As a fertility writer and someone obsessed with fertility and pregnancy, I have read a LOT of books and articles on the topic. One of my favorite fertility articles of all time is Optimizing Natural Fertility by the American Society for Reproductive Medicine, the “gold standard” of fertility scientists. The American Society for Reproductive Medicine analyzed multiple studies that looked at different factors affecting couples trying to get pregnant. They came up with some very helpful information, sharing the best time to try to conceive, and the best ways to maintain your health while trying to conceive.
I encourage you to check out this article and the handy-dandy charts contained within even though the authors recommend that this article is for those with “no history of or reason to question their potential fertility.” I know that many of you have been diagnosed with infertility, and are already familiar with the information presented here. Many of you have “been there/done that” and are currently moving forward with infertility treatments to help you conceive. Still, the article clears up some myths, covers a multitude of subjects related to the TTC journey, and offers helpful health advice (do not smoke, achieve a healthy weight). For those of you who do have a lot of questions about how to get pregnant, who have not been diagnosed with infertility, and are trying to get pregnant on your own, this article may be extremely informative.
The article is so chock-full of awesome fertility facts, but I chose to highlight a few points, quoted directly from the article below:
- The likelihood of [pregnancy] success decreases with increasing age.
- If no conception occurs within 3 months¦the probability of pregnancy per month decreases substantially.
- Reproductive efficiency increases with the frequency of intercourse and is highest when intercourse occurs every 1 to 2 days.
- The likelihood of conception can be maximized by increasing the frequency of intercourse beginning soon after cessation of menses.
- Intercourse is most likely to result in pregnancy when it occurs within the 3-day interval ending on the day of ovulation.
- The probability [of pregnancy] is highest when [cervical] mucus is slippery and clear.
- There is no known relationship between orgasm and fertility.
- Fertility rates clearly are decreased in women who are either very thin or obese.
- Smoking has substantial adverse effects on fertility.
In future posts, I will review how to interpret and understand your own personal fertility signs, like the slippery and clear cervical mucus mentioned above. For now, you can read more about fertility tracking by visiting the Attain Fertility planner website. We offer many details about tracking your fertility signs, including an overview on how to get started tracking your cycles.
Whether trying to conceive on your own, or starting fertility treatments, I wish you all the most amazing luck and success on your fertility journeys.

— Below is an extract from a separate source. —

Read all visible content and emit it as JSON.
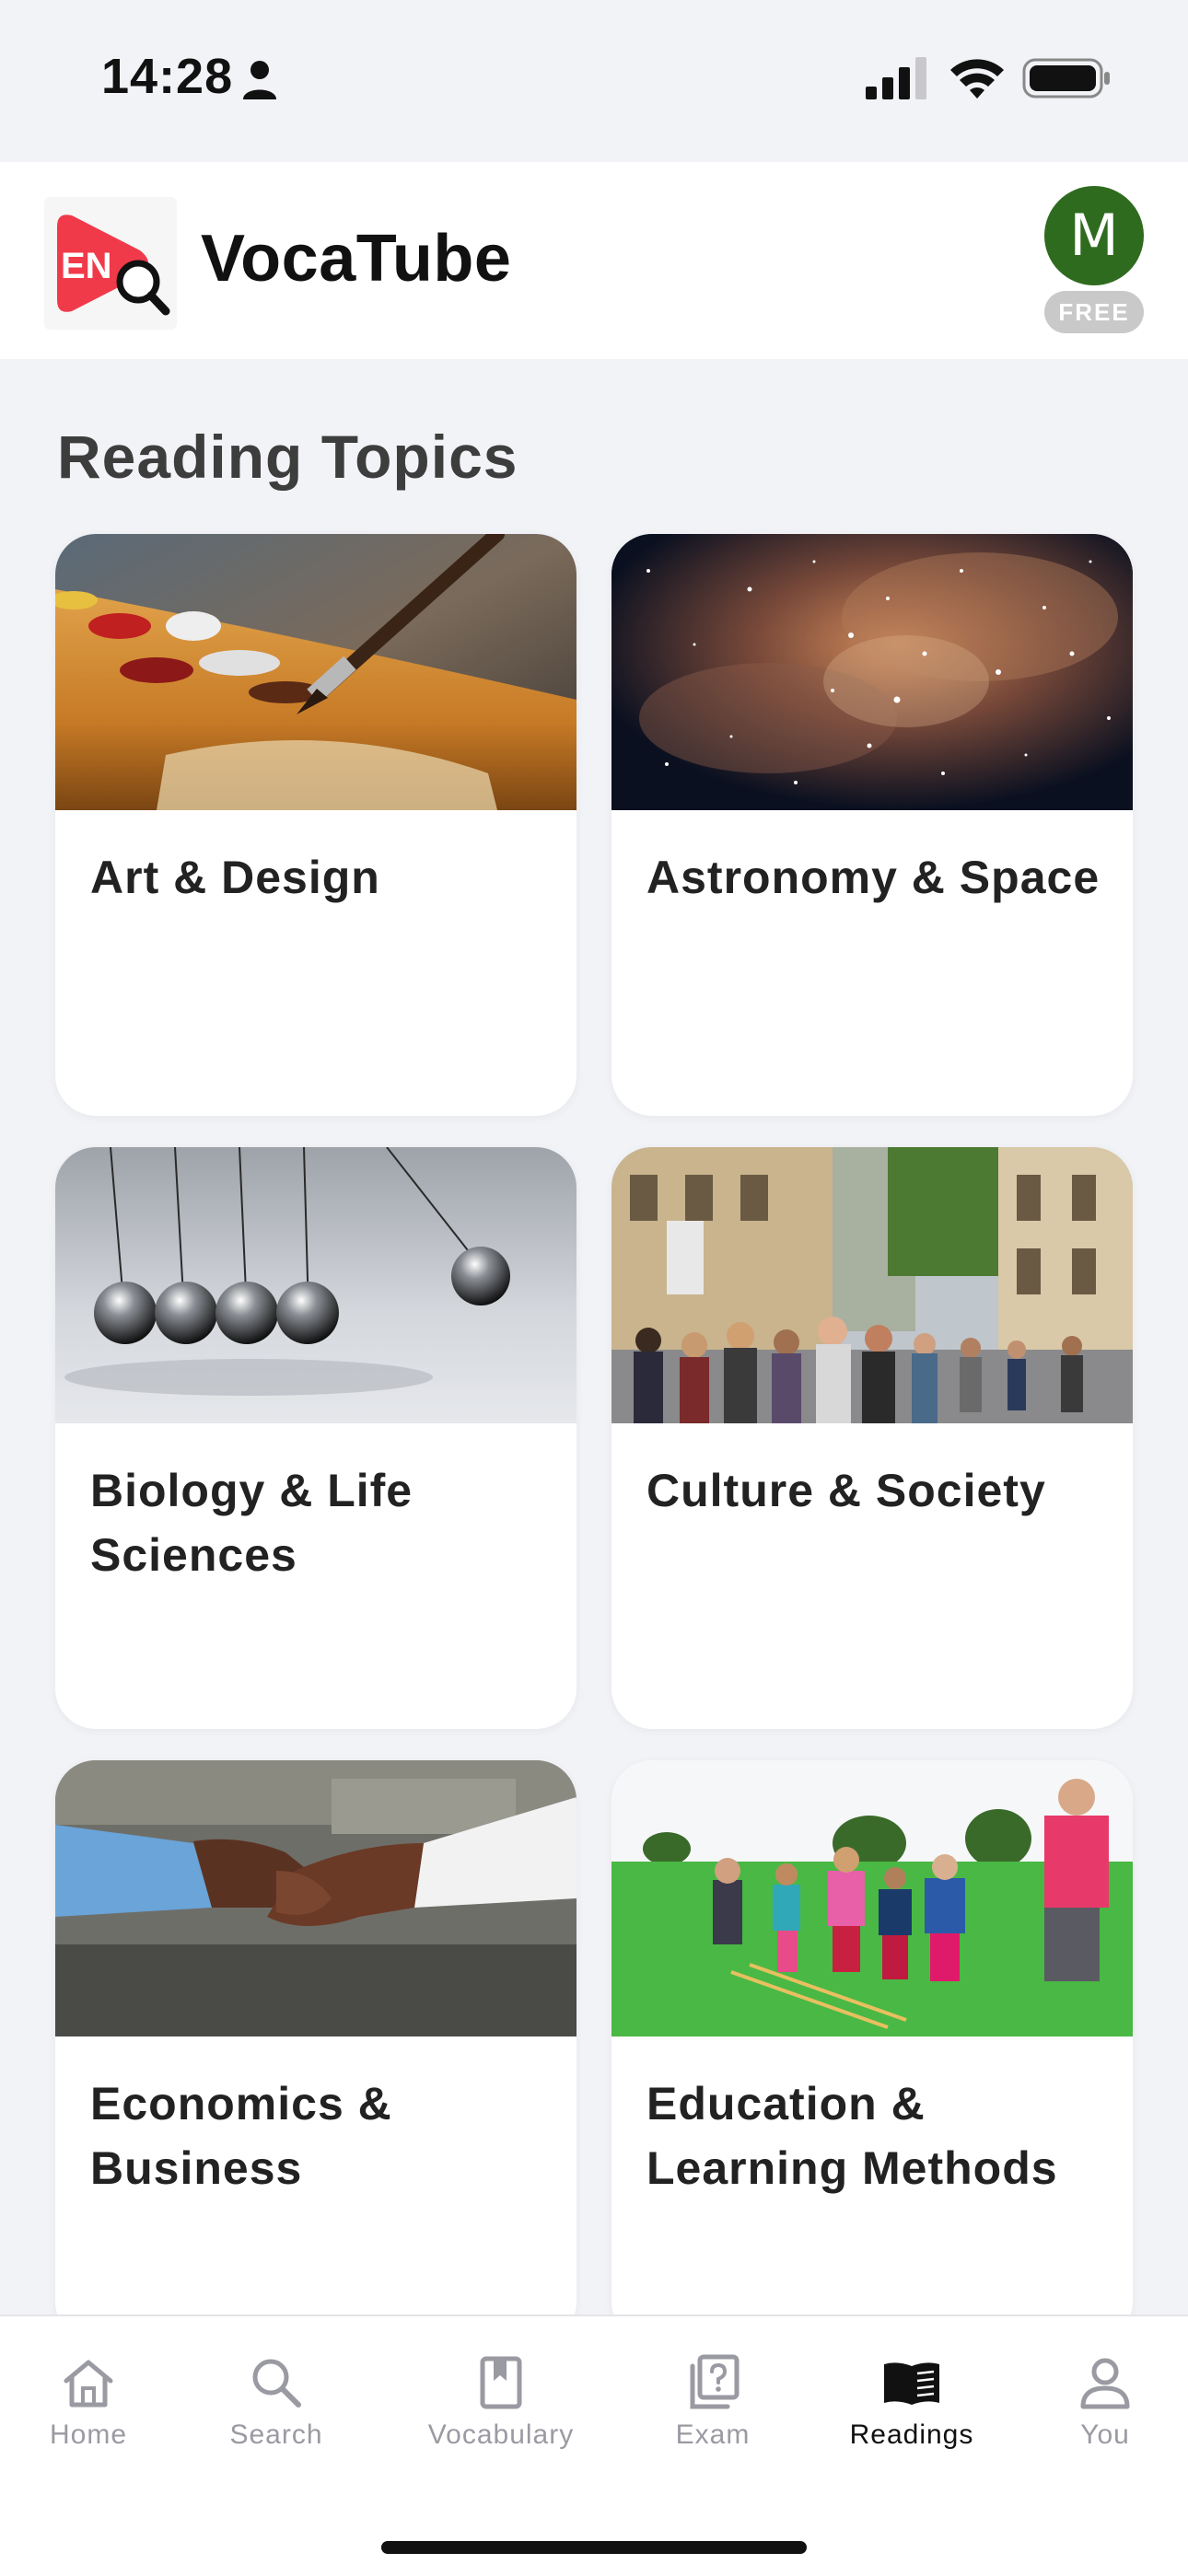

Britt Berg is a health and medical writer and Content Manager for Attain Fertility. Co-author of Making a Baby and a trained therapist, Britt is obsessed with all things fertility, pregnancy, and birthing.